Sunday, 15 May 2011

Commentariat Scam! Slammed, Slapped Down and Told to Take a Hike.

Do you, like me, despair at the quality of Australian jounalism? 

I'm not talking about the sort of tabloid journalism you see on shows like 60 Minutes or newspapers like The Courier Mail.  There, at least, we have balance.  "Tenants From Hell" is balanced by "Landlords From Hell".  "Small Businesses Rip Off Customers" is balanced by"Big Businesses Rip Off Contractors".  "Government Bungling" is balanced by "Welfare Cheats".  It's awful but there's not much we can do about it.  As a wise man once said, "you can't stop the birds from flying but you don't have to let them nest in your hair".

 No, what raises my blood pressure is when tabloid habits start to leak over into supposedly serious sources like the ABC, the Sydney Morning Herald or The Australian.  I know they have tight deadlines, but if we don't stop this leakage then before long our brains will be turned to porridge. 

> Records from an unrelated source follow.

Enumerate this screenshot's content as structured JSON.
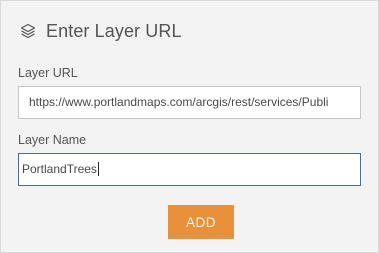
{
  "header": {
    "icon": "layers-icon",
    "title": "Enter Layer URL"
  },
  "layer_url": {
    "label": "Layer URL",
    "value": "https://www.portlandmaps.com/arcgis/rest/services/Publi"
  },
  "layer_name": {
    "label": "Layer Name",
    "value": "PortlandTrees"
  },
  "actions": {
    "add_label": "ADD",
    "add_color": "#e8913a"
  }
}
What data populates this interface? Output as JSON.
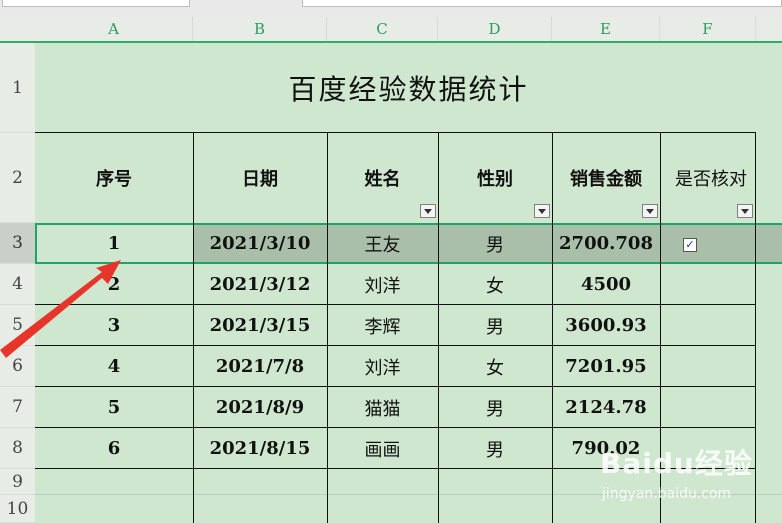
{
  "column_headers": [
    "A",
    "B",
    "C",
    "D",
    "E",
    "F"
  ],
  "row_headers": [
    "1",
    "2",
    "3",
    "4",
    "5",
    "6",
    "7",
    "8",
    "9",
    "10"
  ],
  "title": "百度经验数据统计",
  "table_headers": [
    "序号",
    "日期",
    "姓名",
    "性别",
    "销售金额",
    "是否核对"
  ],
  "rows": [
    {
      "no": "1",
      "date": "2021/3/10",
      "name": "王友",
      "gender": "男",
      "amount": "2700.708",
      "checked": true
    },
    {
      "no": "2",
      "date": "2021/3/12",
      "name": "刘洋",
      "gender": "女",
      "amount": "4500",
      "checked": false
    },
    {
      "no": "3",
      "date": "2021/3/15",
      "name": "李辉",
      "gender": "男",
      "amount": "3600.93",
      "checked": false
    },
    {
      "no": "4",
      "date": "2021/7/8",
      "name": "刘洋",
      "gender": "女",
      "amount": "7201.95",
      "checked": false
    },
    {
      "no": "5",
      "date": "2021/8/9",
      "name": "猫猫",
      "gender": "男",
      "amount": "2124.78",
      "checked": false
    },
    {
      "no": "6",
      "date": "2021/8/15",
      "name": "画画",
      "gender": "男",
      "amount": "790.02",
      "checked": false
    }
  ],
  "selected_row": "3",
  "checkbox_glyph": "✓",
  "watermark": {
    "brand": "Baidu经验",
    "url": "jingyan.baidu.com"
  },
  "colors": {
    "sheet_bg": "#cfe7cf",
    "selection_border": "#21a366",
    "selected_fill": "#a9bfa9",
    "arrow": "#e8352b"
  }
}
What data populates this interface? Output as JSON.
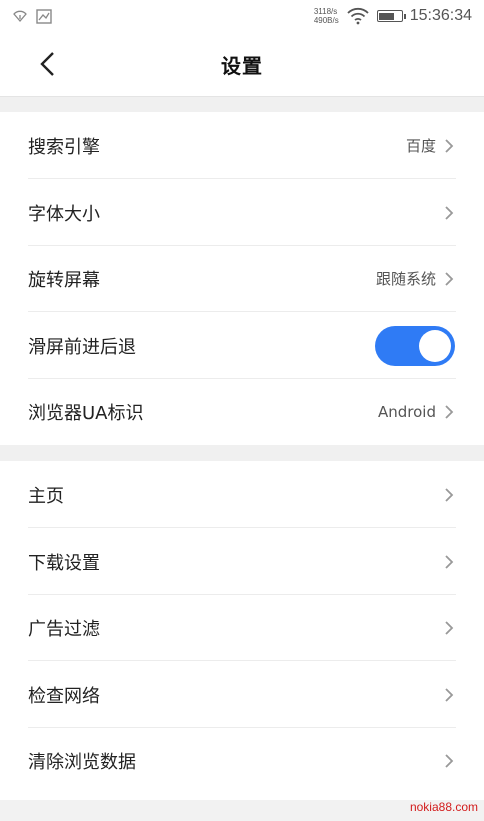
{
  "status_bar": {
    "speed_up": "3118/s",
    "speed_down": "490B/s",
    "time": "15:36:34",
    "icons": [
      "signal-icon",
      "image-icon",
      "wifi-icon",
      "battery-icon"
    ]
  },
  "header": {
    "title": "设置"
  },
  "section1": [
    {
      "label": "搜索引擎",
      "value": "百度"
    },
    {
      "label": "字体大小",
      "value": ""
    },
    {
      "label": "旋转屏幕",
      "value": "跟随系统"
    },
    {
      "label": "滑屏前进后退",
      "toggle_on": true
    },
    {
      "label": "浏览器UA标识",
      "value": "Android"
    }
  ],
  "section2": [
    {
      "label": "主页"
    },
    {
      "label": "下载设置"
    },
    {
      "label": "广告过滤"
    },
    {
      "label": "检查网络"
    },
    {
      "label": "清除浏览数据"
    }
  ],
  "watermark": "nokia88.com",
  "colors": {
    "accent": "#2f7bf5",
    "watermark": "#d21c1c"
  }
}
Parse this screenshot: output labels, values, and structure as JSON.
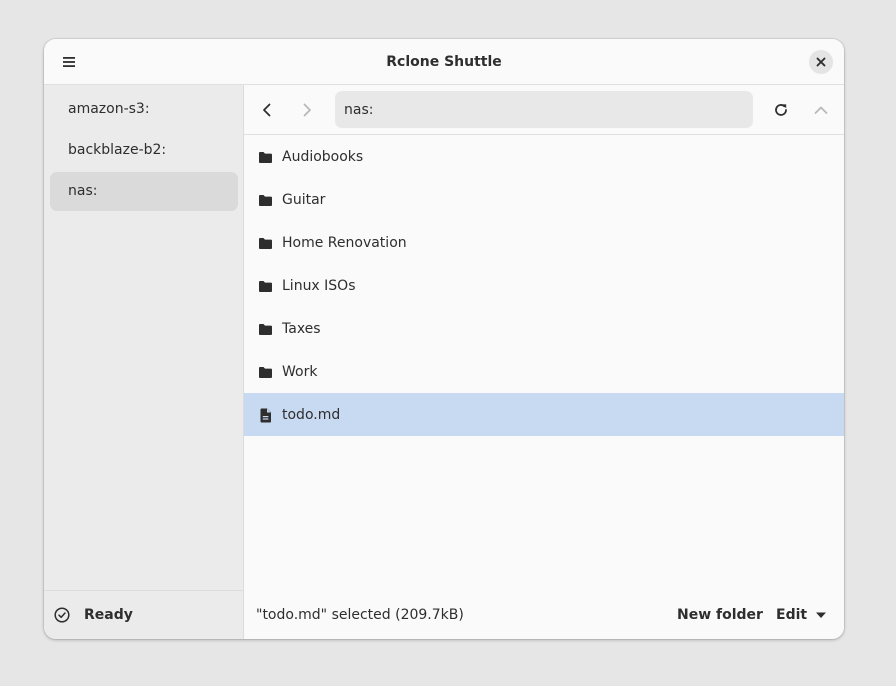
{
  "window": {
    "title": "Rclone Shuttle"
  },
  "sidebar": {
    "items": [
      {
        "label": "amazon-s3:"
      },
      {
        "label": "backblaze-b2:"
      },
      {
        "label": "nas:"
      }
    ],
    "selected_index": 2,
    "status": "Ready"
  },
  "toolbar": {
    "path_value": "nas:",
    "icons": {
      "back": "chevron-left-icon",
      "forward": "chevron-right-icon",
      "refresh": "refresh-icon",
      "up": "chevron-up-icon"
    }
  },
  "files": {
    "rows": [
      {
        "name": "Audiobooks",
        "kind": "folder"
      },
      {
        "name": "Guitar",
        "kind": "folder"
      },
      {
        "name": "Home Renovation",
        "kind": "folder"
      },
      {
        "name": "Linux ISOs",
        "kind": "folder"
      },
      {
        "name": "Taxes",
        "kind": "folder"
      },
      {
        "name": "Work",
        "kind": "folder"
      },
      {
        "name": "todo.md",
        "kind": "file"
      }
    ],
    "selected_index": 6
  },
  "statusbar": {
    "selection_text": "\"todo.md\" selected (209.7kB)",
    "new_folder_label": "New folder",
    "edit_label": "Edit"
  },
  "colors": {
    "selection": "#c8daf2",
    "sidebar_bg": "#ebebeb",
    "sidebar_selected": "#dadada",
    "window_bg": "#fafafa",
    "text": "#2e2e2e"
  }
}
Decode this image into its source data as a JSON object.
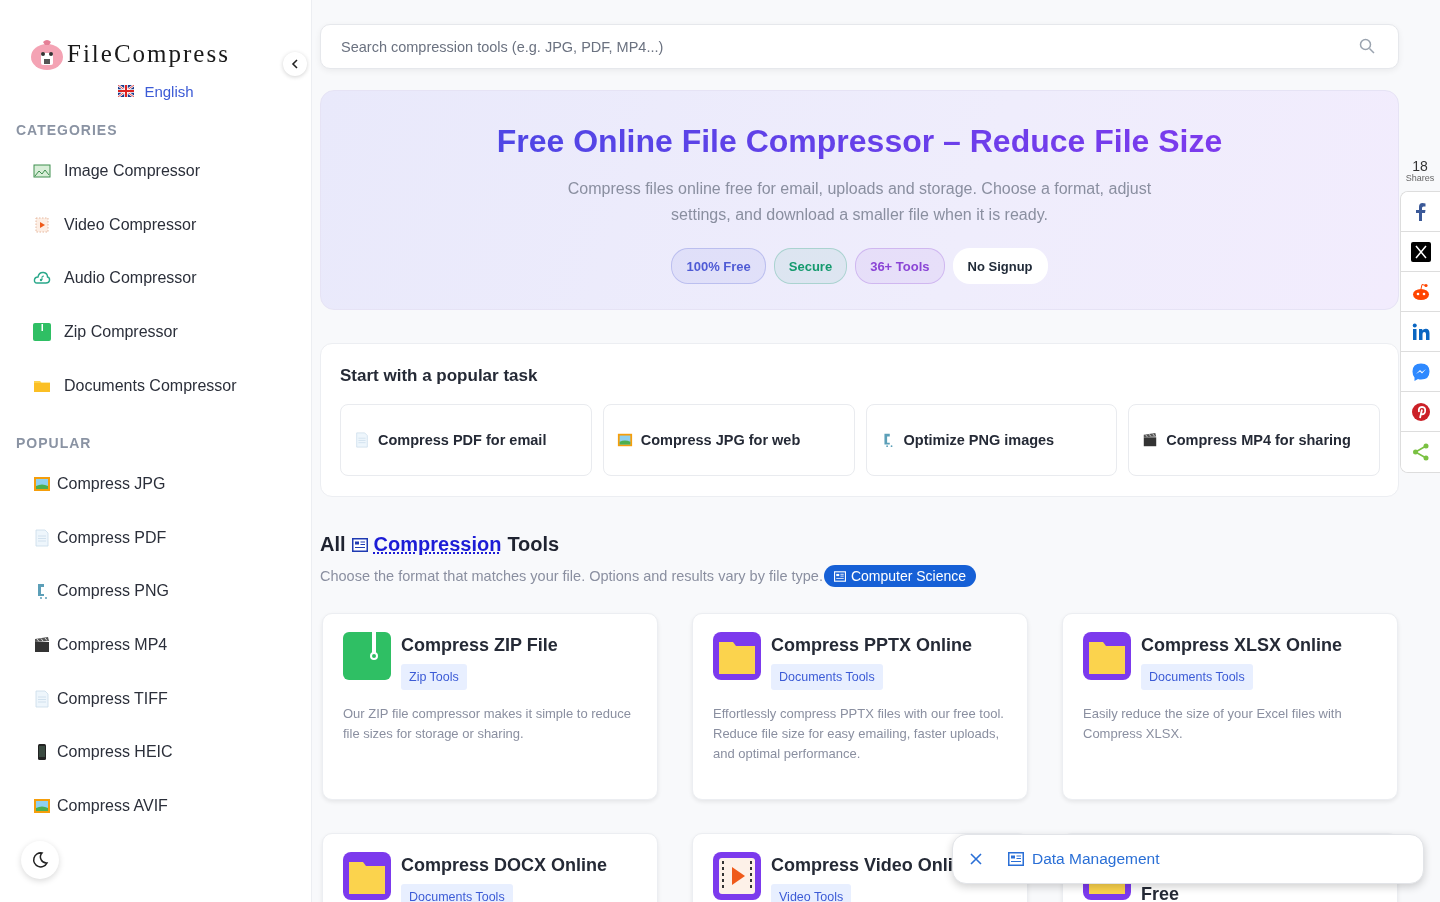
{
  "sidebar": {
    "logo": "FileCompress",
    "language": "English",
    "sections": [
      {
        "heading": "CATEGORIES",
        "items": [
          {
            "label": "Image Compressor",
            "kind": "landscape"
          },
          {
            "label": "Video Compressor",
            "kind": "video"
          },
          {
            "label": "Audio Compressor",
            "kind": "cloud"
          },
          {
            "label": "Zip Compressor",
            "kind": "zip"
          },
          {
            "label": "Documents Compressor",
            "kind": "folder"
          }
        ]
      },
      {
        "heading": "POPULAR",
        "items": [
          {
            "label": "Compress JPG",
            "kind": "picture"
          },
          {
            "label": "Compress PDF",
            "kind": "page"
          },
          {
            "label": "Compress PNG",
            "kind": "clamp"
          },
          {
            "label": "Compress MP4",
            "kind": "clapper"
          },
          {
            "label": "Compress TIFF",
            "kind": "page"
          },
          {
            "label": "Compress HEIC",
            "kind": "phone"
          },
          {
            "label": "Compress AVIF",
            "kind": "picture"
          }
        ]
      }
    ]
  },
  "search": {
    "placeholder": "Search compression tools (e.g. JPG, PDF, MP4...)"
  },
  "hero": {
    "title": "Free Online File Compressor – Reduce File Size",
    "subtitle": "Compress files online free for email, uploads and storage. Choose a format, adjust settings, and download a smaller file when it is ready.",
    "badges": [
      {
        "label": "100% Free",
        "color": "#4f5bd5"
      },
      {
        "label": "Secure",
        "color": "#159a6e"
      },
      {
        "label": "36+ Tools",
        "color": "#8b45d6"
      },
      {
        "label": "No Signup",
        "color": "#1f2937"
      }
    ]
  },
  "popular_tasks": {
    "title": "Start with a popular task",
    "tasks": [
      {
        "label": "Compress PDF for email",
        "kind": "page"
      },
      {
        "label": "Compress JPG for web",
        "kind": "picture"
      },
      {
        "label": "Optimize PNG images",
        "kind": "clamp"
      },
      {
        "label": "Compress MP4 for sharing",
        "kind": "clapper"
      }
    ]
  },
  "tools": {
    "heading_start": "All",
    "heading_link": "Compression",
    "heading_end": "Tools",
    "subtitle": "Choose the format that matches your file. Options and results vary by file type.",
    "chip": "Computer Science",
    "cards": [
      {
        "title": "Compress ZIP File",
        "tag": "Zip Tools",
        "description": "Our ZIP file compressor makes it simple to reduce file sizes for storage or sharing.",
        "kind": "zip"
      },
      {
        "title": "Compress PPTX Online",
        "tag": "Documents Tools",
        "description": "Effortlessly compress PPTX files with our free tool. Reduce file size for easy emailing, faster uploads, and optimal performance.",
        "kind": "folder"
      },
      {
        "title": "Compress XLSX Online",
        "tag": "Documents Tools",
        "description": "Easily reduce the size of your Excel files with Compress XLSX.",
        "kind": "folder"
      },
      {
        "title": "Compress DOCX Online",
        "tag": "Documents Tools",
        "kind": "folder"
      },
      {
        "title": "Compress Video Onli",
        "tag": "Video Tools",
        "kind": "video"
      },
      {
        "title": "Free",
        "kind": "folder"
      }
    ]
  },
  "share": {
    "count": "18",
    "label": "Shares",
    "buttons": [
      {
        "kind": "facebook"
      },
      {
        "kind": "x"
      },
      {
        "kind": "reddit"
      },
      {
        "kind": "linkedin"
      },
      {
        "kind": "messenger"
      },
      {
        "kind": "pinterest"
      },
      {
        "kind": "share"
      }
    ]
  },
  "popup": {
    "label": "Data Management"
  }
}
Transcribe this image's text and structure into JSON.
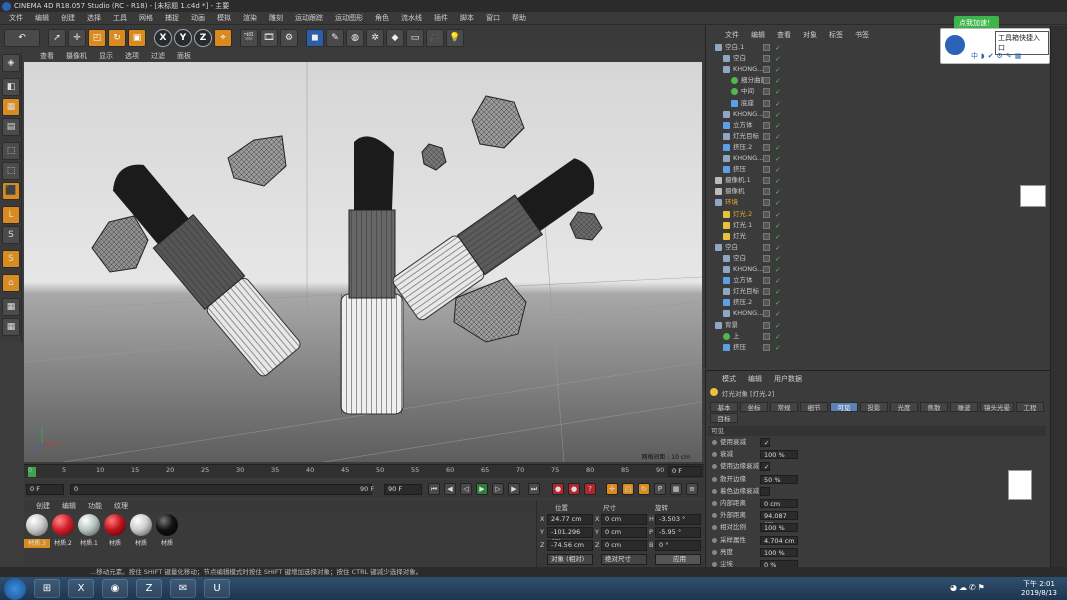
{
  "window": {
    "title": "CINEMA 4D R18.057 Studio (RC - R18) - [未标题 1.c4d *] - 主要"
  },
  "menubar": [
    "文件",
    "编辑",
    "创建",
    "选择",
    "工具",
    "网格",
    "捕捉",
    "动画",
    "模拟",
    "渲染",
    "雕刻",
    "运动跟踪",
    "运动图形",
    "角色",
    "流水线",
    "插件",
    "脚本",
    "窗口",
    "帮助"
  ],
  "viewport_menu": [
    "查看",
    "摄像机",
    "显示",
    "选项",
    "过滤",
    "面板"
  ],
  "viewport": {
    "grid_label": "网格间距 : 10 cm"
  },
  "timeline": {
    "ticks": [
      "0",
      "5",
      "10",
      "15",
      "20",
      "25",
      "30",
      "35",
      "40",
      "45",
      "50",
      "55",
      "60",
      "65",
      "70",
      "75",
      "80",
      "85",
      "90"
    ],
    "frame_field": "0 F"
  },
  "timeline_ctrl": {
    "start": "0 F",
    "end": "90 F",
    "end2": "90 F",
    "current": "0"
  },
  "materials": {
    "menu": [
      "创建",
      "编辑",
      "功能",
      "纹理"
    ],
    "items": [
      {
        "label": "材质.3",
        "color": "#c8c8c8"
      },
      {
        "label": "材质.2",
        "color": "#d3202a"
      },
      {
        "label": "材质.1",
        "color": "#b7c4c0"
      },
      {
        "label": "材质",
        "color": "#c0141c"
      },
      {
        "label": "材质",
        "color": "#cccccc"
      },
      {
        "label": "材质",
        "color": "#111111"
      }
    ]
  },
  "coords": {
    "headers": [
      "位置",
      "尺寸",
      "旋转"
    ],
    "rows": [
      {
        "axis": "X",
        "pos": "24.77 cm",
        "size_axis": "X",
        "size": "0 cm",
        "rot_axis": "H",
        "rot": "-3.503 °"
      },
      {
        "axis": "Y",
        "pos": "-101.296 cm",
        "size_axis": "Y",
        "size": "0 cm",
        "rot_axis": "P",
        "rot": "-5.95 °"
      },
      {
        "axis": "Z",
        "pos": "-74.56 cm",
        "size_axis": "Z",
        "size": "0 cm",
        "rot_axis": "B",
        "rot": "0 °"
      }
    ],
    "mode1": "对象 (相对)",
    "mode2": "绝对尺寸",
    "apply": "应用"
  },
  "object_manager": {
    "menu": [
      "文件",
      "编辑",
      "查看",
      "对象",
      "标签",
      "书签"
    ],
    "rows": [
      {
        "name": "空白.1",
        "indent": 0,
        "kind": "null"
      },
      {
        "name": "空白",
        "indent": 1,
        "kind": "null"
      },
      {
        "name": "KHONG...",
        "indent": 1,
        "kind": "null"
      },
      {
        "name": "细分曲面",
        "indent": 2,
        "kind": "green"
      },
      {
        "name": "中间",
        "indent": 2,
        "kind": "green"
      },
      {
        "name": "底座",
        "indent": 2,
        "kind": "blue"
      },
      {
        "name": "KHONG...",
        "indent": 1,
        "kind": "null"
      },
      {
        "name": "立方体",
        "indent": 1,
        "kind": "blue"
      },
      {
        "name": "灯光目标",
        "indent": 1,
        "kind": "null"
      },
      {
        "name": "挤压.2",
        "indent": 1,
        "kind": "blue"
      },
      {
        "name": "KHONG...",
        "indent": 1,
        "kind": "null"
      },
      {
        "name": "挤压",
        "indent": 1,
        "kind": "blue"
      },
      {
        "name": "摄像机.1",
        "indent": 0,
        "kind": "cam"
      },
      {
        "name": "摄像机",
        "indent": 0,
        "kind": "cam"
      },
      {
        "name": "环境",
        "indent": 0,
        "kind": "null",
        "highlight": true
      },
      {
        "name": "灯光.2",
        "indent": 1,
        "kind": "light",
        "highlight": true
      },
      {
        "name": "灯光.1",
        "indent": 1,
        "kind": "light"
      },
      {
        "name": "灯光",
        "indent": 1,
        "kind": "light"
      },
      {
        "name": "空白",
        "indent": 0,
        "kind": "null"
      },
      {
        "name": "空白",
        "indent": 1,
        "kind": "null"
      },
      {
        "name": "KHONG...",
        "indent": 1,
        "kind": "null"
      },
      {
        "name": "立方体",
        "indent": 1,
        "kind": "blue"
      },
      {
        "name": "灯光目标",
        "indent": 1,
        "kind": "null"
      },
      {
        "name": "挤压.2",
        "indent": 1,
        "kind": "blue"
      },
      {
        "name": "KHONG...",
        "indent": 1,
        "kind": "null"
      },
      {
        "name": "背景",
        "indent": 0,
        "kind": "null"
      },
      {
        "name": "上",
        "indent": 1,
        "kind": "green"
      },
      {
        "name": "挤压",
        "indent": 1,
        "kind": "blue"
      }
    ]
  },
  "attributes": {
    "menu": [
      "模式",
      "编辑",
      "用户数据"
    ],
    "title": "灯光对象 [灯光.2]",
    "tabs": [
      "基本",
      "坐标",
      "常规",
      "细节",
      "可见",
      "投影",
      "光度",
      "焦散",
      "噪波",
      "镜头光晕",
      "工程",
      "目标"
    ],
    "active_tab": "可见",
    "section": "可见",
    "fields": [
      {
        "label": "使用衰减",
        "value": "✓"
      },
      {
        "label": "衰减",
        "value": "100 %"
      },
      {
        "label": "使用边缘衰减",
        "value": "✓"
      },
      {
        "label": "散开边缘",
        "value": "50 %"
      },
      {
        "label": "着色边缘衰减",
        "value": ""
      },
      {
        "label": "内部距离",
        "value": "0 cm"
      },
      {
        "label": "外部距离",
        "value": "94.087 cm"
      },
      {
        "label": "相对比例",
        "value": "100 %"
      },
      {
        "label": "采样属性",
        "value": "4.704 cm"
      },
      {
        "label": "亮度",
        "value": "100 %"
      },
      {
        "label": "尘埃",
        "value": "0 %"
      }
    ]
  },
  "status": "...移动元素。按住 SHIFT 键量化移动；节点编辑模式时按住 SHIFT 键增加选择对象；按住 CTRL 键减少选择对象。",
  "helper": {
    "green_button": "点我加速！",
    "title": "工具箱快捷入口"
  },
  "taskbar": {
    "time": "下午 2:01",
    "date": "2019/8/13"
  }
}
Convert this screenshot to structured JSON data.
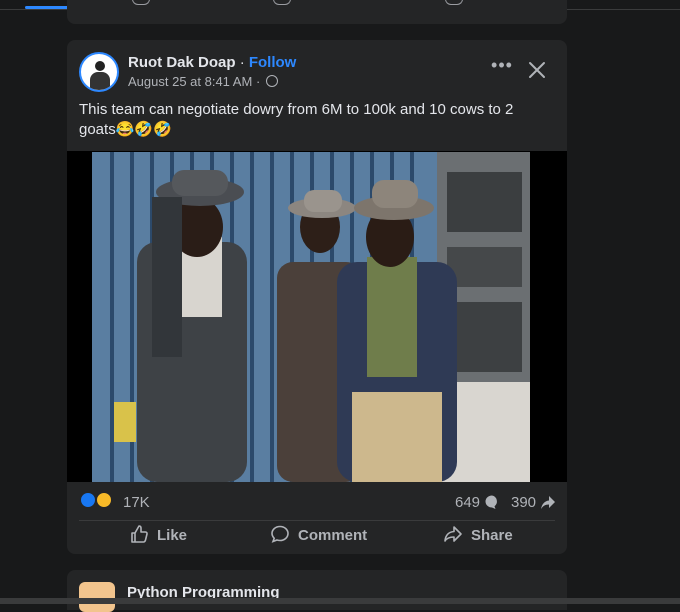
{
  "post": {
    "author": "Ruot Dak Doap",
    "separator": "·",
    "follow": "Follow",
    "timestamp": "August 25 at 8:41 AM",
    "meta_sep": "·",
    "text": "This team can negotiate dowry from 6M to 100k and 10 cows to 2 goats😂🤣🤣",
    "reaction_count": "17K",
    "comment_count": "649",
    "share_count": "390",
    "actions": {
      "like": "Like",
      "comment": "Comment",
      "share": "Share"
    }
  },
  "next_post": {
    "title": "Python Programming"
  },
  "colors": {
    "accent": "#2d88ff",
    "card": "#242526",
    "bg": "#18191a",
    "muted": "#b0b3b8"
  }
}
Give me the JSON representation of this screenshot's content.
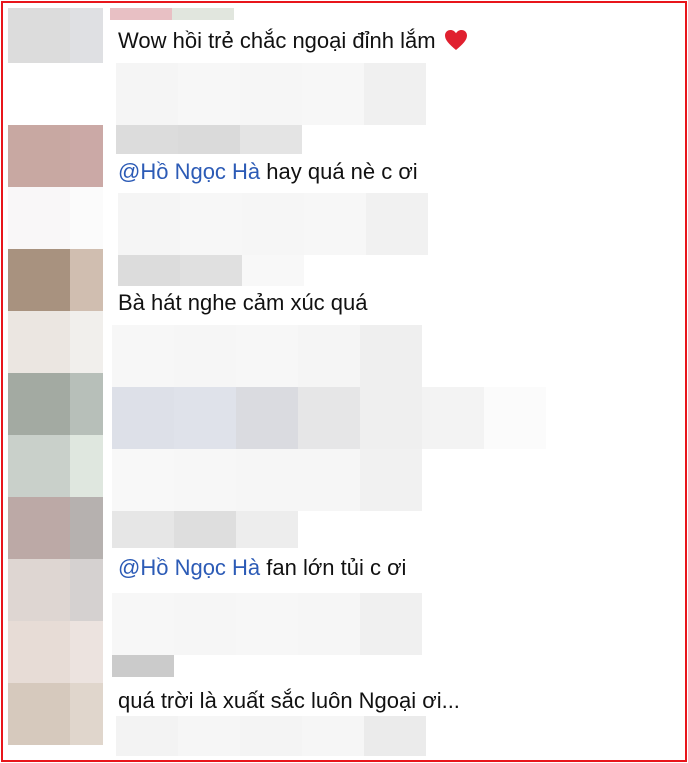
{
  "comments": [
    {
      "text": "Wow hồi trẻ chắc ngoại đỉnh lắm",
      "reaction_icon": "red-heart-emoji"
    },
    {
      "mention": "@Hồ Ngọc Hà",
      "text": " hay quá nè c ơi"
    },
    {
      "text": "Bà hát nghe cảm xúc quá"
    },
    {
      "mention": "@Hồ Ngọc Hà",
      "text": " fan lớn tủi c ơi"
    },
    {
      "text": "quá trời là xuất sắc luôn Ngoại ơi..."
    }
  ],
  "colors": {
    "border": "#e8151b",
    "mention": "#2c5bb6",
    "text": "#111111",
    "heart": "#e0202f"
  }
}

To help prevent this tragedy, I'm putting out there for public comment a list of words that should be permanently banned from news coverage.  Here they are.

1. Hike
As in "Reserve Bank Announces Interest Rate Hike".  This word is intended to create drama and outrage, suggesting that the rate increase, despite being only 0.25%, is extreme, unconscionable and will cause widespread economic and social destruction. 

Possible alternatives - increase, rise.  (The word "hike" would still be permitted in reference to long walks in the rainforest.)

2. Scam
As in "Electricity Scam Exposed".  This word is used to suggest fraud and deception on a grand scale without actually using the word "fraud", since fraud is a crime and the newspaper could be sued for accusing somebody of it.  Hence when you see the word "scam" you should instantly be aware that someone is being accused of something that may or may not be wrong, or even happening.

Possible alternatives - "There Might Be A Problem With Your Electricity Bill, Perhaps You Should Check".

3. Slam
As in "Unions Slam New Workplace Laws".  Apart from being deleted on suspicion because it rhymes with "scam", this word is used to heighten the sense of conflict in relation to the issue at hand, even if the unions only disagree with 5 clauses in the 150 clause piece of legislation.

Possible alternatives - "criticise", "disagree with", "seek changes to".

4. Slapped Down
As in "Today the Prime Minister slapped down unions over changes to workplace laws."  This is another term used to heighten the sense of conflict and has the added bonus of providing a vivid visual image.  Vivid but totally misleading.  Slapping someone is a criminal offence.

Possible alternatives - "refused to listen to", "disagreed with".

5. Commentariat
As in "the commentariat will scorn Mr Abbott's views."  This word is used as a term of abuse by newspaper columnists, usually those of a right-wing persuasion, about other newspaper columnists with less conservative views.  The word is intended to say to the reader, "I'm not one of those, you can trust me."  Whenever you point the finger at someone else there are three pointing back at you, Mr or Ms Right Wing Commentator!

Possible alternatives - "people who disagree with me", "people I don't like".

Do you have other words to add to my hate list?


Brad McCoy said...

"Carbon tax"?

Also, how about "science" or "scientists" as though they are a homogenous group of people, eg. "scientists believe such and such. I find that one a tad annoying.

Judith said...

Actually I think I'm more annoyed by what's happening, and by what's not being reported, than by the language used to describe it. Take this morning. Another domestic homicide including a child. Meanwhile the state government is "slashing" funding for DV related services and initiatives. Take Campbell Newman running for the state after "gutting" Council. I wouldn't mind if those words were used to report stuff that I agree with!

Jon said...

"Slashing" and "gutting" - now there's some words that we could do without in relation to politics - unless we're referring to the way they do politics in Liberia.

Brad McCoy said...

Today: "RESOURCES Minister Martin Ferguson has slapped down a demand by the Greens for a ban on new coalmines, declaring the coal industry has a bright future."

Jon said...

Don't they know about the ban?